Exercise prompt:
What lines below hold the string "from"? Copy them all.

(Web page and app entries)
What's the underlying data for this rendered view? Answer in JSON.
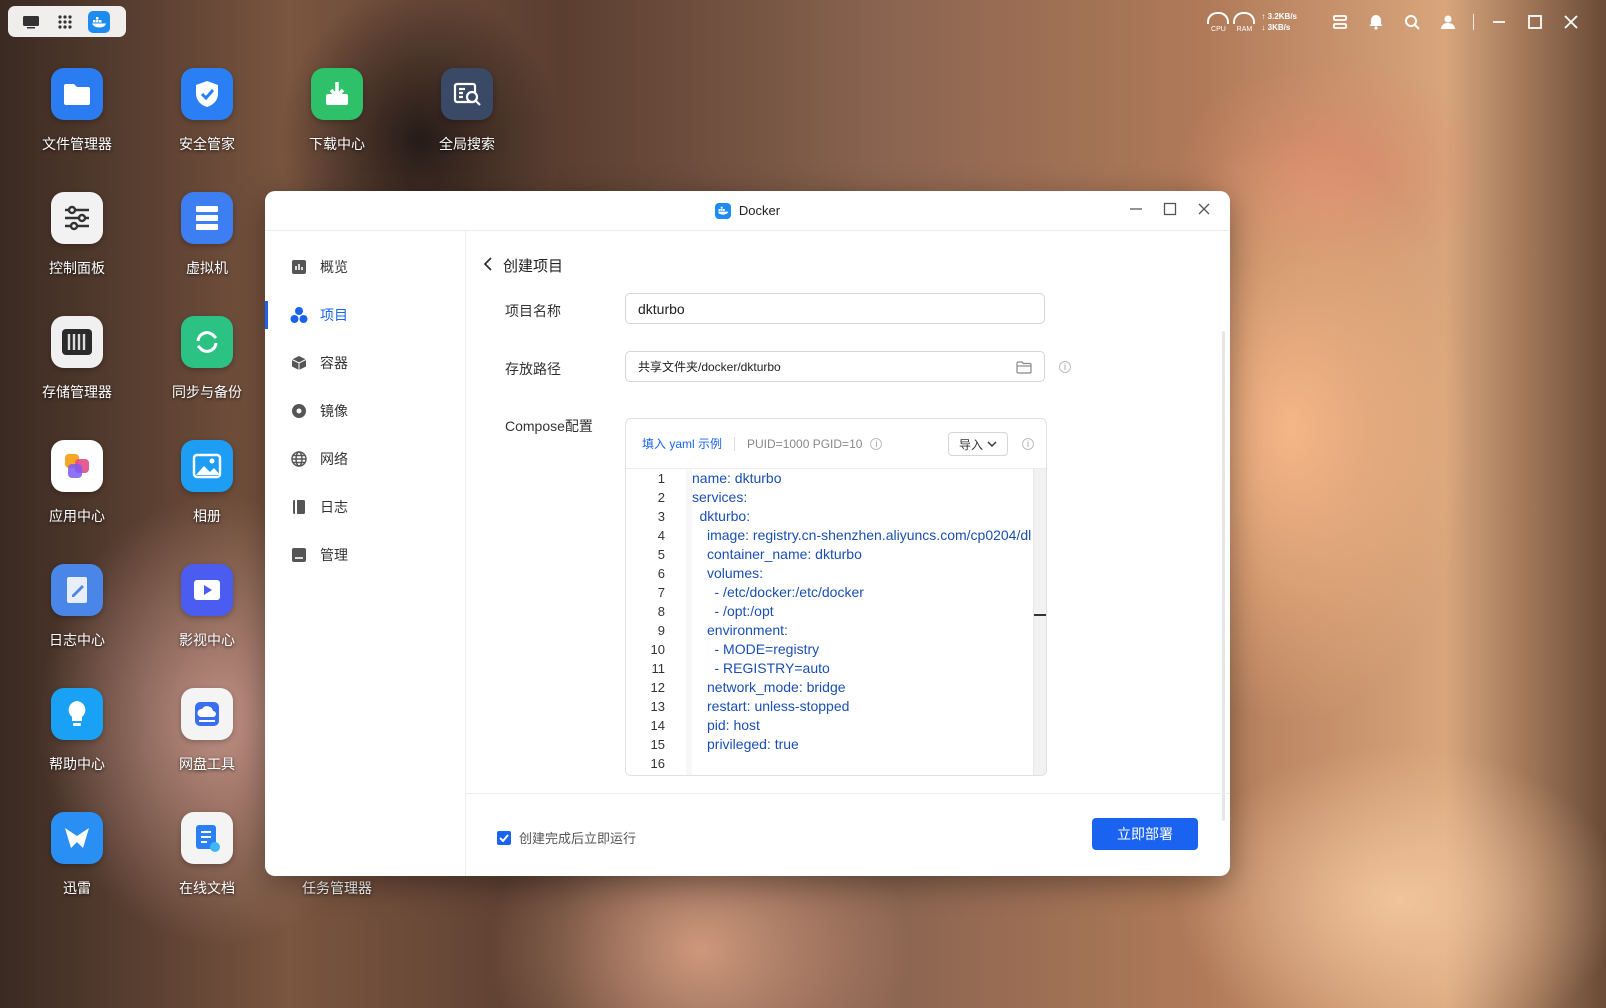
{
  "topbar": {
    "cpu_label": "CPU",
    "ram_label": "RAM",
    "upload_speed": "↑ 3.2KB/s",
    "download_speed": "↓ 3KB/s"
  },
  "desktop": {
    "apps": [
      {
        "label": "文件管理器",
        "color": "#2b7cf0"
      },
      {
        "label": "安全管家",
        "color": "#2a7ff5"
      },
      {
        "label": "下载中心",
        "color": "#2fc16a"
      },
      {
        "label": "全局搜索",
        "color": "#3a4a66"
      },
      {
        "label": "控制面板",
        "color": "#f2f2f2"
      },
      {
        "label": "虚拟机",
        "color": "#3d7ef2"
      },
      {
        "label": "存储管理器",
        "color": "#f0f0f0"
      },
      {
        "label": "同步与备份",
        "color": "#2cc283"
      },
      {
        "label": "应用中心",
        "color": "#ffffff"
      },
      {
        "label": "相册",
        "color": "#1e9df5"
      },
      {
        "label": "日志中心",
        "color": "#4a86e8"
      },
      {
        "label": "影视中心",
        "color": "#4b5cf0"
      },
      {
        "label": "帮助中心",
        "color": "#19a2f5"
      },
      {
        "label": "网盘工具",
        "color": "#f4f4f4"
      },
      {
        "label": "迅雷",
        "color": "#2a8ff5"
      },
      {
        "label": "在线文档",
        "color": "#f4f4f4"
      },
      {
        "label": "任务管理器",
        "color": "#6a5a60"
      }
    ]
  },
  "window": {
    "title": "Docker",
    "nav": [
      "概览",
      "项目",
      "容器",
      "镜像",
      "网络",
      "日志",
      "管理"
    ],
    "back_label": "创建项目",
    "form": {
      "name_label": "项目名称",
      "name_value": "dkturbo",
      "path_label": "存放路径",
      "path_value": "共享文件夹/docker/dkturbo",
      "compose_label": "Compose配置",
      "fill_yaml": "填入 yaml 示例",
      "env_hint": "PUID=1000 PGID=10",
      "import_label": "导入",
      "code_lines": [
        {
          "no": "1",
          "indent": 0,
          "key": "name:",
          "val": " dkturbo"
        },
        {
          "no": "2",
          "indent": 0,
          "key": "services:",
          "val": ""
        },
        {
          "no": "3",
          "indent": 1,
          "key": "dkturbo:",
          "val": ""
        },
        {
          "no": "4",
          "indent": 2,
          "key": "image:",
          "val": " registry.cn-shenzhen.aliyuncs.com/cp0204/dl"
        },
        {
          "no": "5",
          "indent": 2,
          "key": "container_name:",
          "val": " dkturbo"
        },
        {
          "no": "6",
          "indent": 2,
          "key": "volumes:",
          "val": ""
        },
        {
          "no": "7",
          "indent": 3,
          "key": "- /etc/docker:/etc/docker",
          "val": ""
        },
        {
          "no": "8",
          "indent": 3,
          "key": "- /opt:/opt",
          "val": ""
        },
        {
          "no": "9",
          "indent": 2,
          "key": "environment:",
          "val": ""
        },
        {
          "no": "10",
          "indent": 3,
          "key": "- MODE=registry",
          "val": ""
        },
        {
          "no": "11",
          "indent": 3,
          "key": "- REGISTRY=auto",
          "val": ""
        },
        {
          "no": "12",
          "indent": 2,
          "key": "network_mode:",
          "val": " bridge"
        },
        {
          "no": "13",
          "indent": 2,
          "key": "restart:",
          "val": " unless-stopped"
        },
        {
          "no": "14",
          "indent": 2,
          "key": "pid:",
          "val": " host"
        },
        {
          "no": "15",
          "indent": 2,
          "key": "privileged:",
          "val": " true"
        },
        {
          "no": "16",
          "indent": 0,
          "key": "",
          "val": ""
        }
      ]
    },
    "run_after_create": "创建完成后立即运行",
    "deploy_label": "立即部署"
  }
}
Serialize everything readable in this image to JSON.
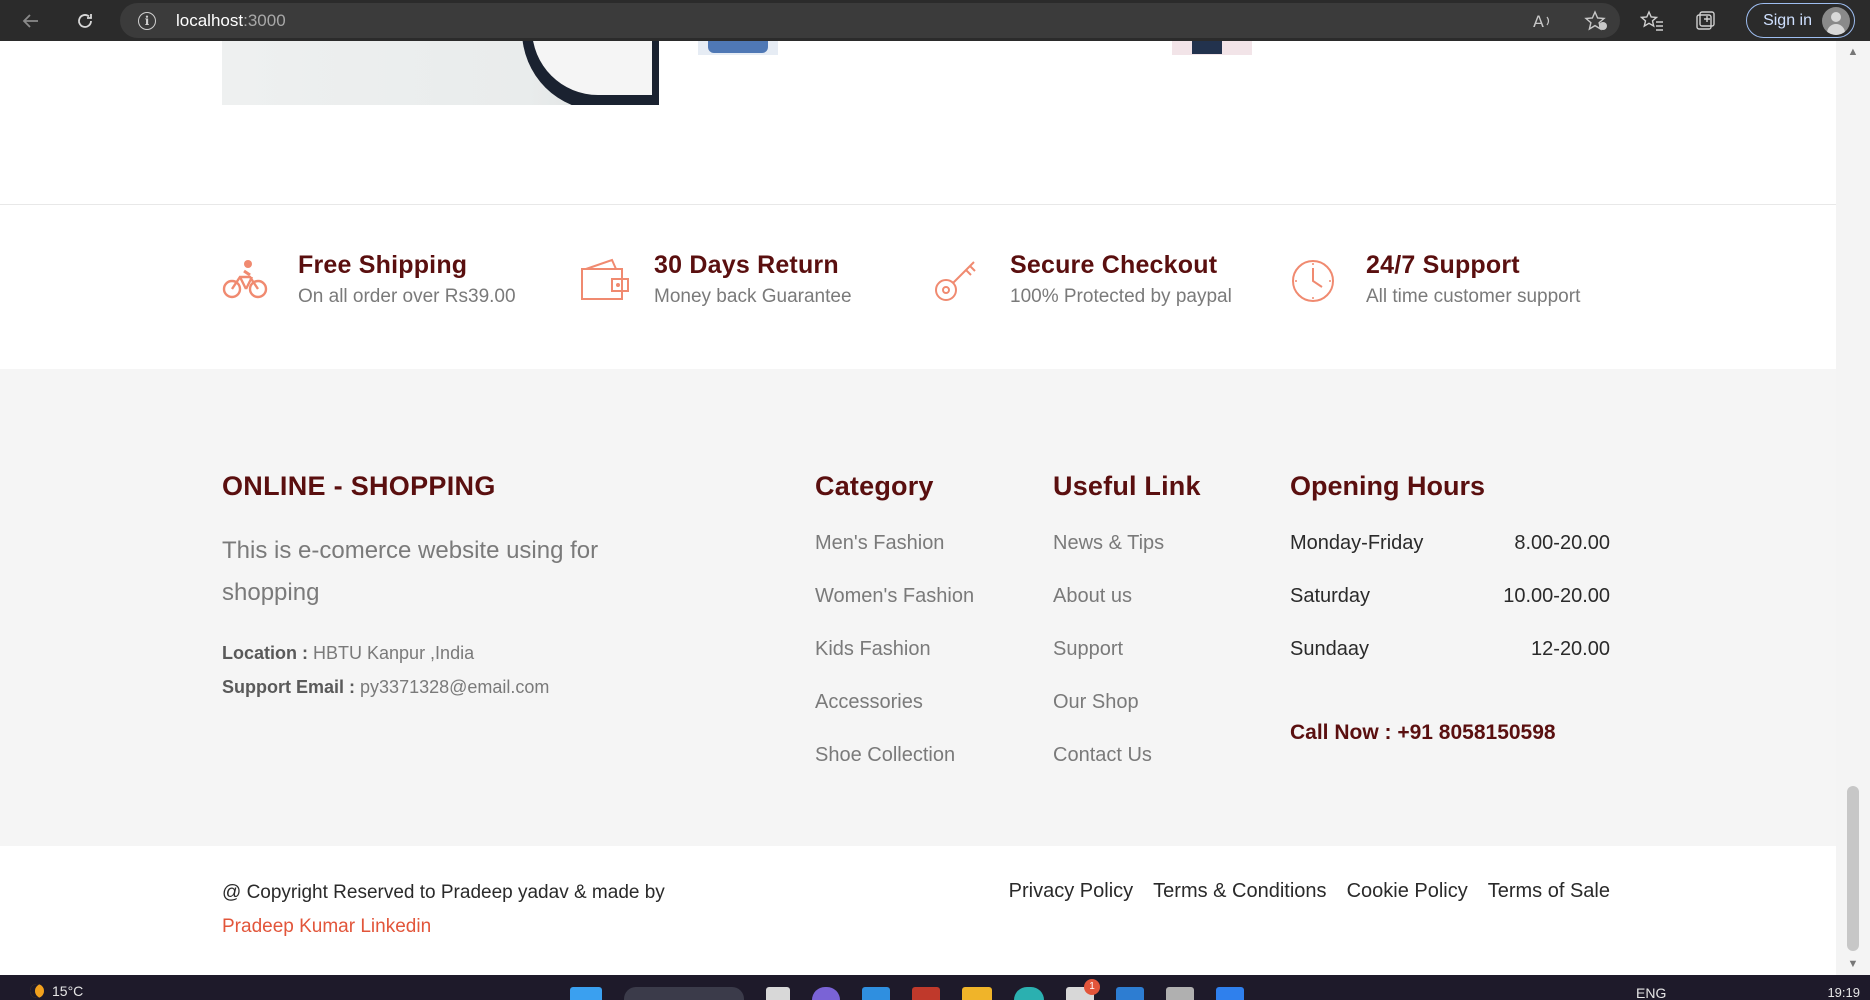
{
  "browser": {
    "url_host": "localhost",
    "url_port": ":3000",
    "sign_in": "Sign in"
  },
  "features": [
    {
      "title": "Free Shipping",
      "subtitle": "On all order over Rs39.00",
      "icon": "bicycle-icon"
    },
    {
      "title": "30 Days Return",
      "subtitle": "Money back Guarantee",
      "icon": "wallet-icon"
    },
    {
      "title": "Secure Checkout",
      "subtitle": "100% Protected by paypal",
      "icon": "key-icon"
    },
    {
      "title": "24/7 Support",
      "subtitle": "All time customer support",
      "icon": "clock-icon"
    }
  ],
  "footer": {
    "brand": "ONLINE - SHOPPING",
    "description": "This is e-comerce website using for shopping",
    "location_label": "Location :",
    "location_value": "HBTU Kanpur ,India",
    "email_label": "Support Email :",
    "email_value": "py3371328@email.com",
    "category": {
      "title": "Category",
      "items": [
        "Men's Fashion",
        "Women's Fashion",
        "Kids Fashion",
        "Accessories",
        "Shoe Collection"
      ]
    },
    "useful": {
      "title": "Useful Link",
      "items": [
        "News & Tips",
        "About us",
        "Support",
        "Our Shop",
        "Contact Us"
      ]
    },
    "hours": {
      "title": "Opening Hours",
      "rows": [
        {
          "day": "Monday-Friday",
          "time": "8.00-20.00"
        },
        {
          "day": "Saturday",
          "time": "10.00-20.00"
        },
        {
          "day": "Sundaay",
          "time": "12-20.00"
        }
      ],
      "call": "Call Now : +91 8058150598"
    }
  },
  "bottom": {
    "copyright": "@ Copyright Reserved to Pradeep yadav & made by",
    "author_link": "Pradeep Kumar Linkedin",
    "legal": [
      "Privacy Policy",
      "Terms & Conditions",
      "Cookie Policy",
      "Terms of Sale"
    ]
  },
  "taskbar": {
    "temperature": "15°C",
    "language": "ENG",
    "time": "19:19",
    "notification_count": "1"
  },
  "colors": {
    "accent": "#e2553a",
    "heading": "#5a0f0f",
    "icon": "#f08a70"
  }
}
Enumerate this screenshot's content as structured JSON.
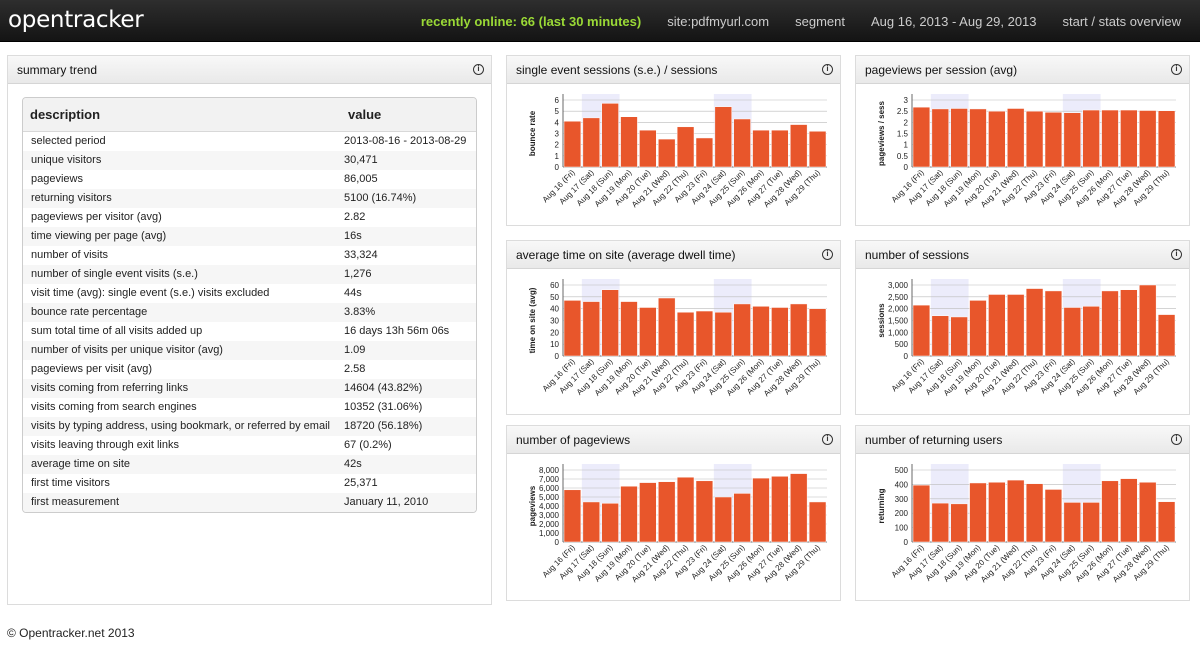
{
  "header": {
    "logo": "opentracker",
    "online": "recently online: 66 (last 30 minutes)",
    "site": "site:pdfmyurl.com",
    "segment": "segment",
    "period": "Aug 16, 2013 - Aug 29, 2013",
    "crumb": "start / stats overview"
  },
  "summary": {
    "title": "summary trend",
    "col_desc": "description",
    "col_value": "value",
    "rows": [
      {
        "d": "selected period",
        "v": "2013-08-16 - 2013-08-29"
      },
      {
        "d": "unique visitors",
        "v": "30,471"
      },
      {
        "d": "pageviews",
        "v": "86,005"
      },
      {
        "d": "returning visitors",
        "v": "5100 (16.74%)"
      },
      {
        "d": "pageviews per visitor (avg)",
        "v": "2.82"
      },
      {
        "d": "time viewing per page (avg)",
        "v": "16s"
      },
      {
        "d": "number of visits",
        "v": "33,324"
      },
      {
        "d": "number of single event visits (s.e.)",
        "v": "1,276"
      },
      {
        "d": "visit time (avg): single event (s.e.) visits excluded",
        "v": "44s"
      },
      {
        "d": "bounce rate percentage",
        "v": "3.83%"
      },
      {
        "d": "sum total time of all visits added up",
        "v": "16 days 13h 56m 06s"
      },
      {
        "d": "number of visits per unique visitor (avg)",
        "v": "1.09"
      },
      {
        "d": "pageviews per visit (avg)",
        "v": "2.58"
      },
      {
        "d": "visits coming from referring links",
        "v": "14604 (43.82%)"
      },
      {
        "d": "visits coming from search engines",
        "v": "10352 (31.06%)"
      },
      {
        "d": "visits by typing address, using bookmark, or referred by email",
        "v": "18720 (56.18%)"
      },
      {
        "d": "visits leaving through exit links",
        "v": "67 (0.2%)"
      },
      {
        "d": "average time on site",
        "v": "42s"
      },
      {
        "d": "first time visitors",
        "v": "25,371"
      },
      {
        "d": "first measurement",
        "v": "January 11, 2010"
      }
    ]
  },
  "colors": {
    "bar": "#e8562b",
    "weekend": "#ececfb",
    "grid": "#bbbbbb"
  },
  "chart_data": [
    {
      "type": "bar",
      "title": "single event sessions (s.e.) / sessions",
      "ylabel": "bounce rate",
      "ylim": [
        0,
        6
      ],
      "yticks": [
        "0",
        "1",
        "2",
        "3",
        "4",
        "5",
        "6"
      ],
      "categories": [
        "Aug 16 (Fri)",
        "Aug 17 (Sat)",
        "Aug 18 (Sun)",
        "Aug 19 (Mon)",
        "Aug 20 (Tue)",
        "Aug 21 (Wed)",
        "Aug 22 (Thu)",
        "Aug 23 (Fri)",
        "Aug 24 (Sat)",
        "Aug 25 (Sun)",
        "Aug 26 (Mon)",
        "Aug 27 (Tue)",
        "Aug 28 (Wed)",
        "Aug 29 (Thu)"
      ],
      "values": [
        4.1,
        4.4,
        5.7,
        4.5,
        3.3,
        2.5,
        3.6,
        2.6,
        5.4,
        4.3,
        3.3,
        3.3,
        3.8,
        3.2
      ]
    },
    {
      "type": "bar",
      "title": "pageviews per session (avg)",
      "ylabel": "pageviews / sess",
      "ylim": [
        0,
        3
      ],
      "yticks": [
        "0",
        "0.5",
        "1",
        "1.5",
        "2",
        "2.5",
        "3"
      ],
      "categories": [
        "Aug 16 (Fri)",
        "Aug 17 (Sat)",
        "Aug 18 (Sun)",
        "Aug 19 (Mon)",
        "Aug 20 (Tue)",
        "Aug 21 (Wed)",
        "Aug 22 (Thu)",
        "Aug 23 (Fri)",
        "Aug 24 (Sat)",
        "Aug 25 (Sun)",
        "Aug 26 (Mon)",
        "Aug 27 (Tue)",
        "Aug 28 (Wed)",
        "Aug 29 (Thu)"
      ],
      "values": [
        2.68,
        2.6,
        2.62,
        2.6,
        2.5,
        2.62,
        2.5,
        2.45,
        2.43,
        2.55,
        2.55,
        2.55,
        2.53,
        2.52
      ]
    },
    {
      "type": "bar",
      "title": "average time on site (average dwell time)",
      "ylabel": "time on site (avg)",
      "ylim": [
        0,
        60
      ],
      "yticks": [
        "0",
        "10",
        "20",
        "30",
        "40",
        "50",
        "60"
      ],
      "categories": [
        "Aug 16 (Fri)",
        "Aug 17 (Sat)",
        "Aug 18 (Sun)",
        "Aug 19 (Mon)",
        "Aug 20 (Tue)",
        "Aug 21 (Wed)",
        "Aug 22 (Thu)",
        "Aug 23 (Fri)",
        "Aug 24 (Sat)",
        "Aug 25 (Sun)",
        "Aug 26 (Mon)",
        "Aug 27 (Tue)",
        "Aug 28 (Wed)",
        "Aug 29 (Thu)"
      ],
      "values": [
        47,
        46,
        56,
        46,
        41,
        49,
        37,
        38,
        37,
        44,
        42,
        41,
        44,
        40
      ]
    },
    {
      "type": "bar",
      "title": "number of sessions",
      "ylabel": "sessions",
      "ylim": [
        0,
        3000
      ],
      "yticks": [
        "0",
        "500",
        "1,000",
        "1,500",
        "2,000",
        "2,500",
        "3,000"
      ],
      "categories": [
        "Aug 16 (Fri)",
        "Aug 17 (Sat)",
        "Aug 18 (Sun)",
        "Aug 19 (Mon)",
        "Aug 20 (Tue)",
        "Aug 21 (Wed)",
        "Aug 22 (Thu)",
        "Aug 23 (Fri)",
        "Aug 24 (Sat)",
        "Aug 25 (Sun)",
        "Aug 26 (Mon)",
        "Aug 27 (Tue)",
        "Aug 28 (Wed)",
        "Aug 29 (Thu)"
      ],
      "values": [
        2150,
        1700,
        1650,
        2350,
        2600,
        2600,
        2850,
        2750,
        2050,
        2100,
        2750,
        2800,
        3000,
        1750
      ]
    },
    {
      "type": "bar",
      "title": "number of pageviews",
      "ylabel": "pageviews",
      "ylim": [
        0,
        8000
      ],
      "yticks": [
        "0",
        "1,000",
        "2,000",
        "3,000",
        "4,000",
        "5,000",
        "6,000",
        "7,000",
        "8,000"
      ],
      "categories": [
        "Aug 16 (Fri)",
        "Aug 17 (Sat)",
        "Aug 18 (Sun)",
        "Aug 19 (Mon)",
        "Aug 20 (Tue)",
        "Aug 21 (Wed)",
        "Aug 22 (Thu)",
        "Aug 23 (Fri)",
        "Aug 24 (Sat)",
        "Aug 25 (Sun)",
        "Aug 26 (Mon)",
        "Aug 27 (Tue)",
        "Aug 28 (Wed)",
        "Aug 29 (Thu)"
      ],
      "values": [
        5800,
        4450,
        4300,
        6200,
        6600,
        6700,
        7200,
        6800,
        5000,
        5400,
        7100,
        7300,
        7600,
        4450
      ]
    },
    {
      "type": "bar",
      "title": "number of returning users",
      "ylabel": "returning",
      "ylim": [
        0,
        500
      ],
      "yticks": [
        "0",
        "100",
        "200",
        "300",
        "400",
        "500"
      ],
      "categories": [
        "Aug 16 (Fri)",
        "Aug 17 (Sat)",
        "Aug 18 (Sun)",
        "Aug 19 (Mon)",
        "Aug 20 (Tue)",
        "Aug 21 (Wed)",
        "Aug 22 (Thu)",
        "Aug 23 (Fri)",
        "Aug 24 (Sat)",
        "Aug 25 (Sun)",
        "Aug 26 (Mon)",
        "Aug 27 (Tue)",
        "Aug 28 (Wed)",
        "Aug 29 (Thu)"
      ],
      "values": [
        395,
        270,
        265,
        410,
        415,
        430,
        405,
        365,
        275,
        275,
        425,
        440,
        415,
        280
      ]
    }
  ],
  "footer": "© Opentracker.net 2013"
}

Solved problem:
        "d": "visits coming from referring links",
        "d": "visits coming from search engines",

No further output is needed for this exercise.